**WORK ORDER**. State how many lines of the data contain the word "Riser", and write nothing besides the number.

**DATA SUPPLIED**.
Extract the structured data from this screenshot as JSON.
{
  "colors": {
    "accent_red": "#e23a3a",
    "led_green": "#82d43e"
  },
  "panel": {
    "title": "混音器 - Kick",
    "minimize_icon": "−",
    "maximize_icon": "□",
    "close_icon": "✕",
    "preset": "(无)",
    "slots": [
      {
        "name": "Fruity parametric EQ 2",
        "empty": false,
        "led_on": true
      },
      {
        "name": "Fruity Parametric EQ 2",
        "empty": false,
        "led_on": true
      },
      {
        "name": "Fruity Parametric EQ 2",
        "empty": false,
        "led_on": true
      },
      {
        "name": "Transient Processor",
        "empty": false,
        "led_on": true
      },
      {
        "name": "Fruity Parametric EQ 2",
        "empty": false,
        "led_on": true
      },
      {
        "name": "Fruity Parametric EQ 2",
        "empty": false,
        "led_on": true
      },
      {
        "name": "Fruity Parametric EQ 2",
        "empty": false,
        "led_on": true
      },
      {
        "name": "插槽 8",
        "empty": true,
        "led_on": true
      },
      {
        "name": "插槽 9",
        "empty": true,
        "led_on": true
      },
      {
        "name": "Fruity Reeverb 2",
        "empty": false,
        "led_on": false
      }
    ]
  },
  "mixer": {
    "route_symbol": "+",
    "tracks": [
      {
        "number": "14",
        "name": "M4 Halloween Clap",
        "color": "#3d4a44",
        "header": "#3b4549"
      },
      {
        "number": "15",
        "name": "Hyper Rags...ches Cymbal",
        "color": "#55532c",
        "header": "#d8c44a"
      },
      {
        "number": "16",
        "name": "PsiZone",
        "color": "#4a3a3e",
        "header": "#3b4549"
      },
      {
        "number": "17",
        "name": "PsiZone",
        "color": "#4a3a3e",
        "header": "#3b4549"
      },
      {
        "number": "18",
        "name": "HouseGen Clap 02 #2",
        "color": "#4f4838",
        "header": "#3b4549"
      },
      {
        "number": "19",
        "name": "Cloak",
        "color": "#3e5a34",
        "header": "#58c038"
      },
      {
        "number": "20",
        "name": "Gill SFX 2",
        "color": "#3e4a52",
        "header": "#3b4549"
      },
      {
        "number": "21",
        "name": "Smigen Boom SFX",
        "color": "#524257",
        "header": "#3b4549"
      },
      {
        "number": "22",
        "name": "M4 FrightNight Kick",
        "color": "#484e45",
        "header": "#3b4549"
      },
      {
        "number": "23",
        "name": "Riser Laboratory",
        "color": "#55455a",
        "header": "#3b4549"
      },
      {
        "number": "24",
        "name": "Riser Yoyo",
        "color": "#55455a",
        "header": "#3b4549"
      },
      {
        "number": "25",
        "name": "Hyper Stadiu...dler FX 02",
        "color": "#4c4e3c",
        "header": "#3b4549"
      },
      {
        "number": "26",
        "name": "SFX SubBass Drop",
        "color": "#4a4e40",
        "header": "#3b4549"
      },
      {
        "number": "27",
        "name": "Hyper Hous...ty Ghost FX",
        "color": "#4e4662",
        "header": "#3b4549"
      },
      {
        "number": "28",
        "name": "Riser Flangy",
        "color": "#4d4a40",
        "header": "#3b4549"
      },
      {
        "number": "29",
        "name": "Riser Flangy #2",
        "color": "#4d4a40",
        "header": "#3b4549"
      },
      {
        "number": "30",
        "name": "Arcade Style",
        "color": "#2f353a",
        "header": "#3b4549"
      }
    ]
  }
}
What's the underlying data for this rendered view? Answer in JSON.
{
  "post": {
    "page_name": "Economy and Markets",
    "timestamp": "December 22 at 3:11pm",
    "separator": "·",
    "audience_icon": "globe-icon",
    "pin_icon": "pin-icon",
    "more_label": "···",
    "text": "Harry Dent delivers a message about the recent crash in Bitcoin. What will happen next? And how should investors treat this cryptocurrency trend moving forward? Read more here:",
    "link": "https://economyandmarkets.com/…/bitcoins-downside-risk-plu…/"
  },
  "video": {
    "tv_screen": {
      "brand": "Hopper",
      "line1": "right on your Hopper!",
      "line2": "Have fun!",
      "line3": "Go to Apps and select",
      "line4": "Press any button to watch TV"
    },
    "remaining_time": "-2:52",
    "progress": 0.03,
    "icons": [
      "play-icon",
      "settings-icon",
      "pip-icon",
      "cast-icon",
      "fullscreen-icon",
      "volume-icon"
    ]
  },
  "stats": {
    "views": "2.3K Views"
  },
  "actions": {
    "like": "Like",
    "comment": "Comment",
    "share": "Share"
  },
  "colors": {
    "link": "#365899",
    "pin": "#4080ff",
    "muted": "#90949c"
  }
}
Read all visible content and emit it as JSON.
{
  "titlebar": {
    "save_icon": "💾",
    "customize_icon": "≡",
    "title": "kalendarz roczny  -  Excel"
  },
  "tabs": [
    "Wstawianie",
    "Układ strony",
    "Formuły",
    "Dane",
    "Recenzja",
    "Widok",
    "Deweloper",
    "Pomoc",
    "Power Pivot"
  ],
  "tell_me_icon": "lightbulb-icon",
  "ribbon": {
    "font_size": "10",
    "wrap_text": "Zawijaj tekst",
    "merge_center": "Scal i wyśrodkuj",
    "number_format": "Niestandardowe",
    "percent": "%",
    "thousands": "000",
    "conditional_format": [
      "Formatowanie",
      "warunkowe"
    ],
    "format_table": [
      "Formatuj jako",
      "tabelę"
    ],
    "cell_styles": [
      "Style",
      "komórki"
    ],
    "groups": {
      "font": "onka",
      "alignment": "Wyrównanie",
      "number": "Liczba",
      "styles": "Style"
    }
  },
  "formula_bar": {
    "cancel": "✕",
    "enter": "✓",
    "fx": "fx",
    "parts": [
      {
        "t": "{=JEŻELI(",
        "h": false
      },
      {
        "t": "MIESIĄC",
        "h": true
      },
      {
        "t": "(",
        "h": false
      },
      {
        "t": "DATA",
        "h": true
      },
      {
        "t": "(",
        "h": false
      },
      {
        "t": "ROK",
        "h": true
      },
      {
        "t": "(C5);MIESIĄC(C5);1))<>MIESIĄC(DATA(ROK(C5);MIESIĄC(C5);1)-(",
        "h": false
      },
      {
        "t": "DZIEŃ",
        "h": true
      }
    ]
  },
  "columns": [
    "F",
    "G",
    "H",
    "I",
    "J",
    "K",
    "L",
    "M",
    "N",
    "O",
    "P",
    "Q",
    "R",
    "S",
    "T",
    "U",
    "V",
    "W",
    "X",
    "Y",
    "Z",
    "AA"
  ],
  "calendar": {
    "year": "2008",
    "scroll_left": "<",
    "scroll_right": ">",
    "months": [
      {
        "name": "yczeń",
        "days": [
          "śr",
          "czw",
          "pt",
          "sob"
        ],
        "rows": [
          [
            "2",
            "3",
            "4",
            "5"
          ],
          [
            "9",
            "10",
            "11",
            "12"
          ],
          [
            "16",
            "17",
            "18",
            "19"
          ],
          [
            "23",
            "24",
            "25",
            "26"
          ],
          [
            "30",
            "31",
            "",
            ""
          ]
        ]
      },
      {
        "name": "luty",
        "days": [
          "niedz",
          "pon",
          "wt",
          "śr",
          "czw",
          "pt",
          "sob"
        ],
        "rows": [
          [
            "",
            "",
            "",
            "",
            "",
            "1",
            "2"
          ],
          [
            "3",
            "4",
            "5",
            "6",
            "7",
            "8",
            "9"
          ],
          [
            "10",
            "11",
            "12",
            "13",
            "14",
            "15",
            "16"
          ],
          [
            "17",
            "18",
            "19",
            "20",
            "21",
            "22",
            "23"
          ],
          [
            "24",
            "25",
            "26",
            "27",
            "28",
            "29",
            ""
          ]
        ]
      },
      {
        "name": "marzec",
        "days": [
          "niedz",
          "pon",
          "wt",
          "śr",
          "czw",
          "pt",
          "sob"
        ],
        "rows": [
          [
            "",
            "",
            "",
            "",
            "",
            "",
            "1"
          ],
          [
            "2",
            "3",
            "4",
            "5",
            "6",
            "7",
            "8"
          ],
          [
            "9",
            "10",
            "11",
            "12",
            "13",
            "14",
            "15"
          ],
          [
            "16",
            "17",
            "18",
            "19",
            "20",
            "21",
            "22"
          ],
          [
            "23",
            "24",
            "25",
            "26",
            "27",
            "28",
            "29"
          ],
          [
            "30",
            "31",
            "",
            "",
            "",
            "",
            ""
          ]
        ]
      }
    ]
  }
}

**COMPLETED TASK**. 4